May a shipbuilder subcontract part or all of the contract and, if so, will this have a bearing on the builder’s liability towards the buyer? Is there a custom to include a maker’s list of major suppliers and subcontractors in the contract?

Subject to the terms of the shipbuilding contract, the builder may subcontract part or all of the contract works (design, construction of the hull or the superstructure, assembly, outfitting, etc) to third parties.

However, depending on the parties’ respective bargaining positions, the extent of the builder’s rights to subcontract will be more or less extensively defined and limited in the contract. For instance, it may be agreed that certain key steps of the construction process (such as the assembly of the hull and other items of works directly affecting the agreed quality standards of the vessel) cannot be delegated without the prior approval of the buyer, or are not delegable at all.

No matter how wide the builder’s liberty to subcontract, and subject to the parties’ contrary provision, the builder will remain fully liable towards the buyer for any subcontracted work, and it is usual to find express language to that effect in the contract.

There is no custom in England and Wales to include a maker’s list of major suppliers and subcontractors in a shipbuilding contact and the SAJ form, upon which most international shipbuilding contracts governed by English law tend to be based, does not include such a list. It instead grants the builder sole discretion and responsibility to subcontract any portion of the construction, although this is commonly amended to allow the buyer the right to approve major suppliers and subcontractors and such amendments can, usually depending on where the vessel is being built, include a maker’s list. The CMAC Standard Ship Building Contract form and BIMCO’s Newbuildcon form both make provision for a maker’s list of potential major suppliers and subcontractors, thereby allowing the builder to proceed to making the final selection of major suppliers and subcontractors without further approval from the buyer. Further details of these standard forms are set out in question 43.

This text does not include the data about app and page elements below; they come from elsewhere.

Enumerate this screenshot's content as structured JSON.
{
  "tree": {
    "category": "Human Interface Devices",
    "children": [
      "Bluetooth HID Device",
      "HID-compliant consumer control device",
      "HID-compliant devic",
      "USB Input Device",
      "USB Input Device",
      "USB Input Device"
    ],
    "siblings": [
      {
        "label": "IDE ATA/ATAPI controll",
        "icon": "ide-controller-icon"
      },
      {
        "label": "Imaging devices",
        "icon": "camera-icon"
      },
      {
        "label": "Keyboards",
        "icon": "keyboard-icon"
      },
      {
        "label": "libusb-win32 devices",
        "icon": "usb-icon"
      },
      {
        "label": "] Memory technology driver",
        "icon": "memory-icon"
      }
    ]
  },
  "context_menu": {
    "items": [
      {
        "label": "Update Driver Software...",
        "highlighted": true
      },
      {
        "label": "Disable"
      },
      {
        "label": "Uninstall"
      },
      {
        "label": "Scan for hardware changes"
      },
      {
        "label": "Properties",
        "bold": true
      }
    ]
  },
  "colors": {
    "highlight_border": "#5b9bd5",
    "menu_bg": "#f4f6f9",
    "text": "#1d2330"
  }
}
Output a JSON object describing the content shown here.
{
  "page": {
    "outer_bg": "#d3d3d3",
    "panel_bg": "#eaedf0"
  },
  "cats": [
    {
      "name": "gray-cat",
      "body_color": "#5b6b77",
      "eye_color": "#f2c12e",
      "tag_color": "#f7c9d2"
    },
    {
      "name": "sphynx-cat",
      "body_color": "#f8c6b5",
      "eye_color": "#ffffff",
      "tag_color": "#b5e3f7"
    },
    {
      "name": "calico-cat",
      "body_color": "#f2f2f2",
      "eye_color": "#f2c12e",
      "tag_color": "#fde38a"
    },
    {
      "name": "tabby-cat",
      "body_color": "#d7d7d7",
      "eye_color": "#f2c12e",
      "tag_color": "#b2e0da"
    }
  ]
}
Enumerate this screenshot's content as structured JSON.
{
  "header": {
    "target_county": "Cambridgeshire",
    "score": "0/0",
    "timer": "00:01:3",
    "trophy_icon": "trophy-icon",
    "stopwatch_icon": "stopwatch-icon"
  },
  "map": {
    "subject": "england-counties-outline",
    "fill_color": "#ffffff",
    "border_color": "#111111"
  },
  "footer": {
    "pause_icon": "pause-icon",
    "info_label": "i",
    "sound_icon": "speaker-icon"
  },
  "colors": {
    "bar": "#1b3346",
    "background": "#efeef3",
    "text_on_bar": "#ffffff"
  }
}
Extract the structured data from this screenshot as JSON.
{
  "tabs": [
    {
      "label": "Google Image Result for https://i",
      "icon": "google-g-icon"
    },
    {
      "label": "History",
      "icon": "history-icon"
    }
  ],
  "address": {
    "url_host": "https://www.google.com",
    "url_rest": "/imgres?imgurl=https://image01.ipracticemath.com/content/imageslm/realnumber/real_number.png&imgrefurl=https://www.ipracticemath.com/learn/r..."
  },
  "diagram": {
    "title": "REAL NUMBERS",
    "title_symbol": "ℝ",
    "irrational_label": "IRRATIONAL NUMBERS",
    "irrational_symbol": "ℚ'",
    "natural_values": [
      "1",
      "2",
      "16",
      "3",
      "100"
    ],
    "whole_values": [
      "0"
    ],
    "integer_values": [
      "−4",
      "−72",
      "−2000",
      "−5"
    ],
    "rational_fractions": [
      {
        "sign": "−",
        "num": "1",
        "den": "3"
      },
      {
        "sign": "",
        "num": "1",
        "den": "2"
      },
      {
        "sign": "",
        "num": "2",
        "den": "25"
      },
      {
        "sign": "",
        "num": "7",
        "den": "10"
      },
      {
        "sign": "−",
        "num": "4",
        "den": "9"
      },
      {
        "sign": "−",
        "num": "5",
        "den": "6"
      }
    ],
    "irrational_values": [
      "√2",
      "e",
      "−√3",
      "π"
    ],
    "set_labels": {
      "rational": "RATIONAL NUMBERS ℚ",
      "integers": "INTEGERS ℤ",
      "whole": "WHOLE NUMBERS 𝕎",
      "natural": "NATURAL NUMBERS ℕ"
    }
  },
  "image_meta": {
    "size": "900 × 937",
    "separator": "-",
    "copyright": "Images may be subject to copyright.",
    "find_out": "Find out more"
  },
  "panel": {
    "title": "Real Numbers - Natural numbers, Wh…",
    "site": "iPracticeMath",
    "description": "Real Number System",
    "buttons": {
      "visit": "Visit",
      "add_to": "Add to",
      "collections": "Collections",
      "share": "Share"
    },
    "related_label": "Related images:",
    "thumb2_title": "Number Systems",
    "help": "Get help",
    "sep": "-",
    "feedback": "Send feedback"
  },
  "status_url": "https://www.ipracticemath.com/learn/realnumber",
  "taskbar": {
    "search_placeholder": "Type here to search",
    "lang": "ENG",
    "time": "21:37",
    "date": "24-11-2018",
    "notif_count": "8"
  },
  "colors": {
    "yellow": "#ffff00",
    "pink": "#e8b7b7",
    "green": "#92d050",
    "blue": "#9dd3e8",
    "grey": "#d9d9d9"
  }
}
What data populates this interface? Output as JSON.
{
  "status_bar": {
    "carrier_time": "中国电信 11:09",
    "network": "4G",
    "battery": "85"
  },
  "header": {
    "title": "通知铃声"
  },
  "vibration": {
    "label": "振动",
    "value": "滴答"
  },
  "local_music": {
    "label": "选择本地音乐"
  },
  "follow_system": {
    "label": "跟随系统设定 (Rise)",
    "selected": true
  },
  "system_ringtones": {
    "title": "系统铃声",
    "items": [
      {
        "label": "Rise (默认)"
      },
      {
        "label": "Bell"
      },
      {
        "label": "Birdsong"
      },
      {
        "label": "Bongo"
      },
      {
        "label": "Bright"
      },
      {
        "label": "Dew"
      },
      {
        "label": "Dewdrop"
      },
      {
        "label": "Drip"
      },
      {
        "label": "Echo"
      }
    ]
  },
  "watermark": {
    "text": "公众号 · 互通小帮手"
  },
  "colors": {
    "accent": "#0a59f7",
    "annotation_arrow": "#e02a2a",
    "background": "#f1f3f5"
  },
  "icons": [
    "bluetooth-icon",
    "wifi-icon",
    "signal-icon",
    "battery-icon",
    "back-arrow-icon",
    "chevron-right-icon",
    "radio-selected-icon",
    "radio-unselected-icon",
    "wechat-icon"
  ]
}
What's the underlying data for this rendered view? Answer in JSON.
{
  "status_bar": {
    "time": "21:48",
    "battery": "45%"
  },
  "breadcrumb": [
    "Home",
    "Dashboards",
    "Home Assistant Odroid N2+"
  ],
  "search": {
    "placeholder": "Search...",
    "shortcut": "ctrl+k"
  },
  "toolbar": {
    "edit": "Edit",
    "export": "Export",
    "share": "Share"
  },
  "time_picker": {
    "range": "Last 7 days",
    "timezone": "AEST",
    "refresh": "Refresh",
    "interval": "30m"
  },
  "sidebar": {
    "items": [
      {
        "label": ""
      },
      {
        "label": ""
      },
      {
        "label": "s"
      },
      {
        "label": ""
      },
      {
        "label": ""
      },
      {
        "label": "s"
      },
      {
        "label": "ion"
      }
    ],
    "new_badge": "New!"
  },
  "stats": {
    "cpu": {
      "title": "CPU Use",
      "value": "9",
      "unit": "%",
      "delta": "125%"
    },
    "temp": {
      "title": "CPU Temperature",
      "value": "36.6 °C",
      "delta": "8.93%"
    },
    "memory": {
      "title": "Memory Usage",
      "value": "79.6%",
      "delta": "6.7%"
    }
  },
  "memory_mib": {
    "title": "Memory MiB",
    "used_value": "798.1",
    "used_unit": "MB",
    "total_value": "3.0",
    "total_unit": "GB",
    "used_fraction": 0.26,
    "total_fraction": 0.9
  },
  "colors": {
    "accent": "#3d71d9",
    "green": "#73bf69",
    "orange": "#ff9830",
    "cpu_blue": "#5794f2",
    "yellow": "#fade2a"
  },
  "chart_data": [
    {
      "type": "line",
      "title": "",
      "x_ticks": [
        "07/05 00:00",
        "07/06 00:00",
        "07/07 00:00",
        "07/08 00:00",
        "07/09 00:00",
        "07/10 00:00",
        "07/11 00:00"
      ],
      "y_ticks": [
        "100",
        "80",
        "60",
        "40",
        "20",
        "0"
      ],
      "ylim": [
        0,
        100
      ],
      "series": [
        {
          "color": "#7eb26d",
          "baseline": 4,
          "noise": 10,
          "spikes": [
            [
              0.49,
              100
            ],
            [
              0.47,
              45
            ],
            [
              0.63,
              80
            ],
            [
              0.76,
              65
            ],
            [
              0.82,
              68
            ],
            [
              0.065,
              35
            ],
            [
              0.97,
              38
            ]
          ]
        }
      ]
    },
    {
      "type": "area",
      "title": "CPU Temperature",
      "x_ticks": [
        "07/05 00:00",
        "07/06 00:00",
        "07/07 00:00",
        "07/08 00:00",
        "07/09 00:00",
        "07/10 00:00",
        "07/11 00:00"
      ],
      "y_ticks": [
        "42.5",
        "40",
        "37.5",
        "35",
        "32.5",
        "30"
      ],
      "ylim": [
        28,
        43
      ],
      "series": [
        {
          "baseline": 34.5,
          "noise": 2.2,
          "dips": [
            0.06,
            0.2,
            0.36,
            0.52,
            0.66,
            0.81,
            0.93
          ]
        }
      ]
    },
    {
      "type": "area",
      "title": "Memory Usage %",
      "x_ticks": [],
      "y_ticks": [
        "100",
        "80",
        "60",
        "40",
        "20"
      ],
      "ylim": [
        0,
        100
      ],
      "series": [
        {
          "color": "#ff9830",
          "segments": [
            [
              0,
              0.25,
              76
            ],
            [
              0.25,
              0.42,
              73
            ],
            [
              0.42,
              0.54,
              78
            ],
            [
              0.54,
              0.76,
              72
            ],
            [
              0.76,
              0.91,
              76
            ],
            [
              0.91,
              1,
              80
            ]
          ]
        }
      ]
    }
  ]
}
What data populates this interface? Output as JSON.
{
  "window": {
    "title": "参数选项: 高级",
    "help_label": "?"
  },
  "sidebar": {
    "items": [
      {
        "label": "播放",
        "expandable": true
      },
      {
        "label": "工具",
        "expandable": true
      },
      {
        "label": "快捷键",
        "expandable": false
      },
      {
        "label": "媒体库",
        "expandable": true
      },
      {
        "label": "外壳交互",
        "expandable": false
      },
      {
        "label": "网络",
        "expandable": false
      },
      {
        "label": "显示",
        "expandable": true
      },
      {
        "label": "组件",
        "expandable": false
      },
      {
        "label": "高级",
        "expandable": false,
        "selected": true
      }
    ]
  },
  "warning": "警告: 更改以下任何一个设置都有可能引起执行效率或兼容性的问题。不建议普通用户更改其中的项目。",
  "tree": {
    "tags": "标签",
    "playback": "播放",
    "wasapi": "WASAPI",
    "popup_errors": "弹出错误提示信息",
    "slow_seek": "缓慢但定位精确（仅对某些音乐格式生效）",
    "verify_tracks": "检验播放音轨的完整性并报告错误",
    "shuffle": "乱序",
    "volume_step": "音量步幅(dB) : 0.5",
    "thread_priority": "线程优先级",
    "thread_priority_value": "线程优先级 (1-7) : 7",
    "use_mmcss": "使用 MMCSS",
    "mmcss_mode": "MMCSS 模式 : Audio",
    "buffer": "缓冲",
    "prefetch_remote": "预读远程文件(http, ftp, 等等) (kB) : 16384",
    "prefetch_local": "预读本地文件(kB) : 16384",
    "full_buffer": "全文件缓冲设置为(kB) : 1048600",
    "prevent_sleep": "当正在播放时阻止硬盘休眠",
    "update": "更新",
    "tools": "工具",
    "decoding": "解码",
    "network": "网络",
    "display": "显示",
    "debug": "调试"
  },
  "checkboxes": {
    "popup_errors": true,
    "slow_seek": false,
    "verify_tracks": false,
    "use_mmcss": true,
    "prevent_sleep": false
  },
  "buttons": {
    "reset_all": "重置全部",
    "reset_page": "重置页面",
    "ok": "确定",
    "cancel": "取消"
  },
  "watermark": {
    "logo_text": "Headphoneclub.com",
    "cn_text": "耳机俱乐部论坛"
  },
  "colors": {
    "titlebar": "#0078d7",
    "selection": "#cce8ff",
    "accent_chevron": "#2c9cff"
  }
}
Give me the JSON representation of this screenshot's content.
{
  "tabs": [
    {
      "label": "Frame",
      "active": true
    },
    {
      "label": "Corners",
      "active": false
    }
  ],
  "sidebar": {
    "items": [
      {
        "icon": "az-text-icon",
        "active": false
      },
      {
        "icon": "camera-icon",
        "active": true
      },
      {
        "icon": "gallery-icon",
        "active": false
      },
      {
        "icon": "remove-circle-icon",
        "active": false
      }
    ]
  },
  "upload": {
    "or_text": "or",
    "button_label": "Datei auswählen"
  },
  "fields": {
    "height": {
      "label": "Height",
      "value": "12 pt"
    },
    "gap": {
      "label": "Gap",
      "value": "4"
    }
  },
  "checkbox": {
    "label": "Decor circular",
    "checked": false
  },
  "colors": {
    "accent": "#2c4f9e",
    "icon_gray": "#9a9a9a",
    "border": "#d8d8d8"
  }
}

Extraterritorial construction

Must the builder inform the buyer of any intention to have certain main items constructed in another country than that where the builder is located, or is it immaterial where and by whom certain performance of the contract is made?

Subject to any express term of the contract to the contrary, and provided that the contract does not otherwise restrict the ability of the builder to subcontract the construction of the relevant items without the buyer’s prior approval, an English or Welsh shipbuilder has no obligation to inform the buyer of its intention to use subcontractors located in countries other than England and Wales. However, it is usually the case that vessels that are to be constructed under a shipbuilding contract that is governed by English law will not be built in the jurisdiction. In such circumstances, appropriate legal advice should be sought from local counsel to clarify if there are any local content rules in that jurisdiction.

In addition to a provision detailing the builder’s rights and obligations in respect of subcontracting, the builder’s right to perform the contract works (or to have them performed) in a place other than the builder’s shipyard may also be curtailed by a term expressly providing that the vessel shall be constructed at that shipyard, as is provided for in the CMAC form.